##### Exercise data

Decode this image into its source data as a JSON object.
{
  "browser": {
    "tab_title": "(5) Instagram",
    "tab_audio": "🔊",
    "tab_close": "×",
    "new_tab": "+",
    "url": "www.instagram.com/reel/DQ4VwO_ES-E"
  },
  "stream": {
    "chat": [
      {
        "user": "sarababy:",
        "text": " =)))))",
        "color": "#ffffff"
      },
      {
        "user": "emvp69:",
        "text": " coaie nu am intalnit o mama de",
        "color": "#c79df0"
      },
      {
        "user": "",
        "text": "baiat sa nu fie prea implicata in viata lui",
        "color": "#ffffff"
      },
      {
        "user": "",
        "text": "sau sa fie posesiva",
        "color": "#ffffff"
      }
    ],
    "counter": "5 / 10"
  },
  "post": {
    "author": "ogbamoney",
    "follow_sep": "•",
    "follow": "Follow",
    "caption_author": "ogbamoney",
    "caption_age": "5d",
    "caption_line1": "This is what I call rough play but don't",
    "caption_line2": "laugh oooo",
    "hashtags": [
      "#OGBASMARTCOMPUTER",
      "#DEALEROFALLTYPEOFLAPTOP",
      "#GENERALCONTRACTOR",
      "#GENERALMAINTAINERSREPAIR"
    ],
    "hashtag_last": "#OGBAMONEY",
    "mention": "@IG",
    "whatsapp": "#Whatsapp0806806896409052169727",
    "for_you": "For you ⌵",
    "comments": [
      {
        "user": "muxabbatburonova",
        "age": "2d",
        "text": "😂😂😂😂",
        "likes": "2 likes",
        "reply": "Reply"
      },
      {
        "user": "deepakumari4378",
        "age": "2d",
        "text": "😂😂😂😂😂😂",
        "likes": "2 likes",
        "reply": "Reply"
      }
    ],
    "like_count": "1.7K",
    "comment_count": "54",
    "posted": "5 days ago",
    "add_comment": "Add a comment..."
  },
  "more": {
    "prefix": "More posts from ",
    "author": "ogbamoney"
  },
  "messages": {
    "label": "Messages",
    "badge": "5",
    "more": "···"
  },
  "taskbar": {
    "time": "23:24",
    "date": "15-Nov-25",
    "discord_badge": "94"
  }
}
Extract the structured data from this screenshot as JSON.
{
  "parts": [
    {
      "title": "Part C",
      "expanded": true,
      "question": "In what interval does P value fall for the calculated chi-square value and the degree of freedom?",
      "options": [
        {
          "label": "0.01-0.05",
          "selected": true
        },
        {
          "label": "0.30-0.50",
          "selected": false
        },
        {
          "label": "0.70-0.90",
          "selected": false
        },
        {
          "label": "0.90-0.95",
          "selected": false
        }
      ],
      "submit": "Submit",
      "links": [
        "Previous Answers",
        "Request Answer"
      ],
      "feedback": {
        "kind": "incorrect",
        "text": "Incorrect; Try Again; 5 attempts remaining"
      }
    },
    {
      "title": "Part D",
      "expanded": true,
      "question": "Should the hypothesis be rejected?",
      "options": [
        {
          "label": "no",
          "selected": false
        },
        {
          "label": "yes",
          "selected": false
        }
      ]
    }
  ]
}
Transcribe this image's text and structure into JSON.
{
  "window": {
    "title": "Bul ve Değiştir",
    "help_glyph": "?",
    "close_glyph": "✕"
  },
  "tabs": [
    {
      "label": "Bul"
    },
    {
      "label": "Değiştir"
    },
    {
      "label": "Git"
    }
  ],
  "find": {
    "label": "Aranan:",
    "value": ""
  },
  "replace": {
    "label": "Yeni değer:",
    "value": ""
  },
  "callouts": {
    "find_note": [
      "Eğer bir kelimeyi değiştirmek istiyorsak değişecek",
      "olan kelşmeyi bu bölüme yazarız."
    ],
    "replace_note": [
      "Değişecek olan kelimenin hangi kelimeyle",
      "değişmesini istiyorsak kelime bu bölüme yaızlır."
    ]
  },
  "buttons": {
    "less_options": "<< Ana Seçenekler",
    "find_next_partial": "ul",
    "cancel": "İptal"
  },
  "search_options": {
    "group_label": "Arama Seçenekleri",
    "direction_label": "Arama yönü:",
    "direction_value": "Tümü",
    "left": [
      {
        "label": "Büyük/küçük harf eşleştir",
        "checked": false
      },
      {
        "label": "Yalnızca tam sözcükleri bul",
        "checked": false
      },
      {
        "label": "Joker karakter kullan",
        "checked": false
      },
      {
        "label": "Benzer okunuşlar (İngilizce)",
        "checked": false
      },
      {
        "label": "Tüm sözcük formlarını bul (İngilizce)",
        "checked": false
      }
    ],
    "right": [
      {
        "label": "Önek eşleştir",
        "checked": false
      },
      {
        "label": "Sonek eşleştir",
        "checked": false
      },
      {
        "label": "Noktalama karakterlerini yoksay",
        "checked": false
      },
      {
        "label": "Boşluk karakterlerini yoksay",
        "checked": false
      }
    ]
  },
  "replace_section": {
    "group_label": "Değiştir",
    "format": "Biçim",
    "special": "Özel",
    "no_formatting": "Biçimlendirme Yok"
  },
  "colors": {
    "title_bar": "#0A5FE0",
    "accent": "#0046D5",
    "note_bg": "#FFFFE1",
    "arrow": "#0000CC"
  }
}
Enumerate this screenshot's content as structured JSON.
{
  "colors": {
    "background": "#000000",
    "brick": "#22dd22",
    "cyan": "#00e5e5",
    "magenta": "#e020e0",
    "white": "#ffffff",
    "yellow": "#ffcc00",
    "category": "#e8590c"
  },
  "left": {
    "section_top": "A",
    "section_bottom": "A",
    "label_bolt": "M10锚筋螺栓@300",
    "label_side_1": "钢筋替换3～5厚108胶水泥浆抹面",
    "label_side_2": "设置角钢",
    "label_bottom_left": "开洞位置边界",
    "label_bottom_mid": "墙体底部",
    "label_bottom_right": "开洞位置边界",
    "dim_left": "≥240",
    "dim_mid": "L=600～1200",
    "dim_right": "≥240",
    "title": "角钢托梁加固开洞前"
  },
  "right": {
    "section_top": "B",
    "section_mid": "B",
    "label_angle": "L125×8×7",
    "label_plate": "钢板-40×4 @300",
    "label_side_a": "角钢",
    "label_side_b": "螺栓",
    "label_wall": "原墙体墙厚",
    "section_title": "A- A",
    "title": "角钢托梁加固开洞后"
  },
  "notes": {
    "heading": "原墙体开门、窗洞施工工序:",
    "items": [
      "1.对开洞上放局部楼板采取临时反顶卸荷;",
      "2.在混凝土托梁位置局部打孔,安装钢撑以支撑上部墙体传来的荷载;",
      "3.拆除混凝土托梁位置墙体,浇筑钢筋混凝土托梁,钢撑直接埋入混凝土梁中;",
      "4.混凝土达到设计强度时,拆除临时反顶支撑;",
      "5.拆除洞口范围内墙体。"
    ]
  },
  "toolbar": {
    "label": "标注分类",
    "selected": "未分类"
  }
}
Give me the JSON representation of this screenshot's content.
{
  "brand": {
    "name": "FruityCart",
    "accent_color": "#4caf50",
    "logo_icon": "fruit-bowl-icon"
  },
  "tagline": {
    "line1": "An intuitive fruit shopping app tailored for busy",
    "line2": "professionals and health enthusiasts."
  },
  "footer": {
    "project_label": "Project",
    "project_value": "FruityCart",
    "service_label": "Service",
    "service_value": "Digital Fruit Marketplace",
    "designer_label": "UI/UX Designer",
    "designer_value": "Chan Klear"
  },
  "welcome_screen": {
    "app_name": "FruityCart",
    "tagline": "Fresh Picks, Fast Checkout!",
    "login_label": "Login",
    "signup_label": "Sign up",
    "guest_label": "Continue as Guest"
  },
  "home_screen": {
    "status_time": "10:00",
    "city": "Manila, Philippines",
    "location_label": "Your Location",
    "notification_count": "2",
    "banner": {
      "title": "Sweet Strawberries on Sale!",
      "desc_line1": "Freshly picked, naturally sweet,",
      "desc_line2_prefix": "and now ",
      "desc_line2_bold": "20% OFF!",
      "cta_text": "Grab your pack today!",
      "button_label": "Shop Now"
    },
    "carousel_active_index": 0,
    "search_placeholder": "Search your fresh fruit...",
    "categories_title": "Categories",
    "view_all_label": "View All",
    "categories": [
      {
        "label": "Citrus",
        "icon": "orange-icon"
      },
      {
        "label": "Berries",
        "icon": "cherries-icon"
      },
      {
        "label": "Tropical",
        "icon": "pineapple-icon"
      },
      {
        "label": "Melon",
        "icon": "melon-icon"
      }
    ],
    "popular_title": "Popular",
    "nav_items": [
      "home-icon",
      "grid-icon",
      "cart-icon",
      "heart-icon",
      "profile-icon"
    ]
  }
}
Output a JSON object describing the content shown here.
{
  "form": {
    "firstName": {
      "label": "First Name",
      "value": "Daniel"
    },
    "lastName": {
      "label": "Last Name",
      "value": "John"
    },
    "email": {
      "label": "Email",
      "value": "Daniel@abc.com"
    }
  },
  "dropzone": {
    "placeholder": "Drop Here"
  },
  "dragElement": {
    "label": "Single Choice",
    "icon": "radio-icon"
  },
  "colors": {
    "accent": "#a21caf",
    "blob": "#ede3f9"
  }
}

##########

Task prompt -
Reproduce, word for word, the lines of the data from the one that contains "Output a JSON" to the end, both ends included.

Response to the task -
Output a JSON object describing the content shown here.
{
  "form": {
    "firstName": {
      "label": "First Name",
      "value": "Daniel"
    },
    "lastName": {
      "label": "Last Name",
      "value": "John"
    },
    "email": {
      "label": "Email",
      "value": "Daniel@abc.com"
    }
  },
  "dropzone": {
    "placeholder": "Drop Here"
  },
  "dragElement": {
    "label": "Single Choice",
    "icon": "radio-icon"
  },
  "colors": {
    "accent": "#a21caf",
    "blob": "#ede3f9"
  }
}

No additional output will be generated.